Greg Ward, who has been fishing for past 32 years has joined an elite club after catching a rare blue lobster. When he first saw the creature he thought he had snagged an albino lobster when he examined his catch off the coast Monday where New Hampshire borders Maine.
Later, he realized that his hard-shell lobster was a unique blue and cream color.
A rare blue lobster caught by local lobsterman, Greg Ward, is on display at the Seacoast Science Center in Rye, New Hampshire
Scientists say just one lobster in three million is blue – the result of a genetic defect that causes them to produce an excessive amount of protein
Excessive levels of a protein combines with a red caratenoid molecule known as astaxanthin, forming a blue complex known as crustacyanin. It is this that makes the lobster turn blue
‘This one was not all the way white and not all the way blue,’ Ward said. ‘I’ve never seen anything like it.

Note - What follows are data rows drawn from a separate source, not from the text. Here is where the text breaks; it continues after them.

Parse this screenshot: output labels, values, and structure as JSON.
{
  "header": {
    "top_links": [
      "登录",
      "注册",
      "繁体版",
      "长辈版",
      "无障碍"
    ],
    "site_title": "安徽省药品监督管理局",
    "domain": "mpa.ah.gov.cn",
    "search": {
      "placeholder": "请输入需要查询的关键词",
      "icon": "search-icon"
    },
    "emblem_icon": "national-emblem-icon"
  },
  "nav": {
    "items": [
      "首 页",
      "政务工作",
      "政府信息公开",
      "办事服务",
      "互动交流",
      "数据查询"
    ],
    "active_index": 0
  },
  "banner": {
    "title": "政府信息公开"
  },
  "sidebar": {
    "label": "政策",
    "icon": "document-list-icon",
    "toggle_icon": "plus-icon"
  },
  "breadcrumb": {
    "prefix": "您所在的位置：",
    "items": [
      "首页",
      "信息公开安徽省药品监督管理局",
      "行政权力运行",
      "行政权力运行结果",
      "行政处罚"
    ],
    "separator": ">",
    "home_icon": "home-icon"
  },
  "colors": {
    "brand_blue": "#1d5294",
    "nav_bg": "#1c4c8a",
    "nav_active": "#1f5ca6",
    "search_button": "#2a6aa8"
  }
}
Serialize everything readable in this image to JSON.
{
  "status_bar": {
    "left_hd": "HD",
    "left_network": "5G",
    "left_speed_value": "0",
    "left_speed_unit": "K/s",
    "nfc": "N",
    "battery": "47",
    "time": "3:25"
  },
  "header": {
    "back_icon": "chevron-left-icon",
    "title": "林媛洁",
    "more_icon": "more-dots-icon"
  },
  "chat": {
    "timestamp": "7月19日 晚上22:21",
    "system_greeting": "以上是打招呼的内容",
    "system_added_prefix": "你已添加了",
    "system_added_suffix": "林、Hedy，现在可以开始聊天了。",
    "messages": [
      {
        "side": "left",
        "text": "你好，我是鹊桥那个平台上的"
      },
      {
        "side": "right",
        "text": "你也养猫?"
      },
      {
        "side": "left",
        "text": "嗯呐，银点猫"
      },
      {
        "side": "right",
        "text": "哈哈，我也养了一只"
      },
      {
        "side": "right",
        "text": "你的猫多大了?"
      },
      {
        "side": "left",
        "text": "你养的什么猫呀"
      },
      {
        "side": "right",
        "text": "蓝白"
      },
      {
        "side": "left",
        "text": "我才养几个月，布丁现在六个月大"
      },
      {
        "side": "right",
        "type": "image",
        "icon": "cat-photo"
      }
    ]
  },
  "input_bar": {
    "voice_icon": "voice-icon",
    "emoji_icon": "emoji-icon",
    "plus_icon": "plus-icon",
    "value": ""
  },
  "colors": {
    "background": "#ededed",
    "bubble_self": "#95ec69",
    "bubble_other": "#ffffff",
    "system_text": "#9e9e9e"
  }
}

‘Usually, the stronger lobsters are usually the reddish brown color but this one still had a hard shell,’ he told The Portsmouth Herald.
The oft-cited odds of catching a blue lobster are one in three million. But no one knows for sure.
The blue lobster is no different from the regular lobster- it’s only the mutation which influences the lobsters outer shell color
Prior to being cooked and turning red, most lobsters are found in browns and dark greens, as seen in this file photo of them removed from a cage at sea
Ward says the lobster is unlike anything he’s ever seen.
‘Blue lobsters are still pretty uncommon,’ Royer said. ‘We’ll get about five or six calls every summer. Every time we get a call about an albino lobster, I get a little skeptical just because they are so rare.’
He handed over the rare crustacean to the Seacoast Science Center in Rye to study and put on display.
Center aquarist Rob Royer says Ward’s blue lobster will go on display in the ‘exotic’ lobster tank once it acclimates to the water.
He said it currently has another blue lobster on display, a bright orange lobster and a calico covered lobster.
The Gulf of Maine, which includes the coast on New Hampshire, has one species of lobster, Homarus americanus, the American lobster.
The lobster mostly appear brown or dark green in nature prior to boiling, but scientists revealed that just one lobster in three million is blue – the result of a genetic defect that causes them to produce an excessive amount of protein.
The blue lobster is no different to a regular lobster – it is only the mutation which influences the lobster’s outer shell color.
Rarest: A calico lobster at the New England Aquarium is pictured which are found in one-out-of 30million
Yellow: This yellow lobster, like the calico, has a one-in-30million chance of being found, as seen at Massachusetts’ New England Aquarium
Natural reds: Even more rare than blue lobsters are red lobsters which are found this color, pictured, in one out of 10 million before being cooked